▶ **EXERCISE INSTRUCTIONS**: Set down, exactly as they appear, the line containing "What's the underlying" and all subsequent lines through the end of the material below.

▶ **DATA**:
------------------------------------

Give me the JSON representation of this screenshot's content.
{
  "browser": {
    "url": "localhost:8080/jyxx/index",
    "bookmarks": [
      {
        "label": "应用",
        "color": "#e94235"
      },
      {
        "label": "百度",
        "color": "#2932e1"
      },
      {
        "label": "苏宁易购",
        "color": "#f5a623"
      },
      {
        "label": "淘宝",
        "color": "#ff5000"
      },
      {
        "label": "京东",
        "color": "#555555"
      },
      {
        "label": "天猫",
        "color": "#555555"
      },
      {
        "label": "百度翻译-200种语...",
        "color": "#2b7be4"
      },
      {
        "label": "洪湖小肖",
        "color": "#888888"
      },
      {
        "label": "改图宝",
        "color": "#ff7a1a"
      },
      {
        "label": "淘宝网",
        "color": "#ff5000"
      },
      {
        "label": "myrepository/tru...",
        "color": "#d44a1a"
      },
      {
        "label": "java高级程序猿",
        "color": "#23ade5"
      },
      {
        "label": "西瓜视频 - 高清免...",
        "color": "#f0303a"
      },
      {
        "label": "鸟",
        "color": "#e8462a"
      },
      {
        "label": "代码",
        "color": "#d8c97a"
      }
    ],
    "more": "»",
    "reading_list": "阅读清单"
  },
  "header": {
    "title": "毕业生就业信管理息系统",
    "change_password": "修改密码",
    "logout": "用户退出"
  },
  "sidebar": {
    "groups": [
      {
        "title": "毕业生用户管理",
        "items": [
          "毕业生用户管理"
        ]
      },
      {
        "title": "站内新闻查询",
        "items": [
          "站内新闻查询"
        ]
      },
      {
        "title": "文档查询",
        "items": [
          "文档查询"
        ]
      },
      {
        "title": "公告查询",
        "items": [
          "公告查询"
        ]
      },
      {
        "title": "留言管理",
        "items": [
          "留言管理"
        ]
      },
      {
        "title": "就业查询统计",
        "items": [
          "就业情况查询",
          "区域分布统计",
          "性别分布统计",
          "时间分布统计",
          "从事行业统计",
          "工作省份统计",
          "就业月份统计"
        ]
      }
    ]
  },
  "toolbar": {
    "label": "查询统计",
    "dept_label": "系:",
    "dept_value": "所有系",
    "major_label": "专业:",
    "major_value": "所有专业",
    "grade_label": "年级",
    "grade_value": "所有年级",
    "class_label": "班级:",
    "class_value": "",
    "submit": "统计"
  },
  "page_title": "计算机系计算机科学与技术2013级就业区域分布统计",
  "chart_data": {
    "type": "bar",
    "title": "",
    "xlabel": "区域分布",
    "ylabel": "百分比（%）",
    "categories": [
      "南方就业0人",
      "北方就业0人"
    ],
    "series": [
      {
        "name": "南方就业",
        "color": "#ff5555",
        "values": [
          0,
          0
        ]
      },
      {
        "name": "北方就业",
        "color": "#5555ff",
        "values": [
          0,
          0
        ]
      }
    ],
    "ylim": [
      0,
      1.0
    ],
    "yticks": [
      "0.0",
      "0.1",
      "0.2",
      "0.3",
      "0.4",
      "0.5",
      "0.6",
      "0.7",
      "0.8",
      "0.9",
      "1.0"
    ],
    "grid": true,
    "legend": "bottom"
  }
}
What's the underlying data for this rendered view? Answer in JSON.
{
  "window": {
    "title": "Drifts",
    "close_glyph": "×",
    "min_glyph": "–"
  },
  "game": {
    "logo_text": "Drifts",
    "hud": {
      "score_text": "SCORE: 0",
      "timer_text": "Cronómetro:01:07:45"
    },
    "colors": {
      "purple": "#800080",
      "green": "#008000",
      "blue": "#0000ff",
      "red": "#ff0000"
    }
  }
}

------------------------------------

▶ **EXERCISE SOLUTION**:
What's the underlying data for this rendered view? Answer in JSON.
{
  "window": {
    "title": "Drifts",
    "close_glyph": "×",
    "min_glyph": "–"
  },
  "game": {
    "logo_text": "Drifts",
    "hud": {
      "score_text": "SCORE: 0",
      "timer_text": "Cronómetro:01:07:45"
    },
    "colors": {
      "purple": "#800080",
      "green": "#008000",
      "blue": "#0000ff",
      "red": "#ff0000"
    }
  }
}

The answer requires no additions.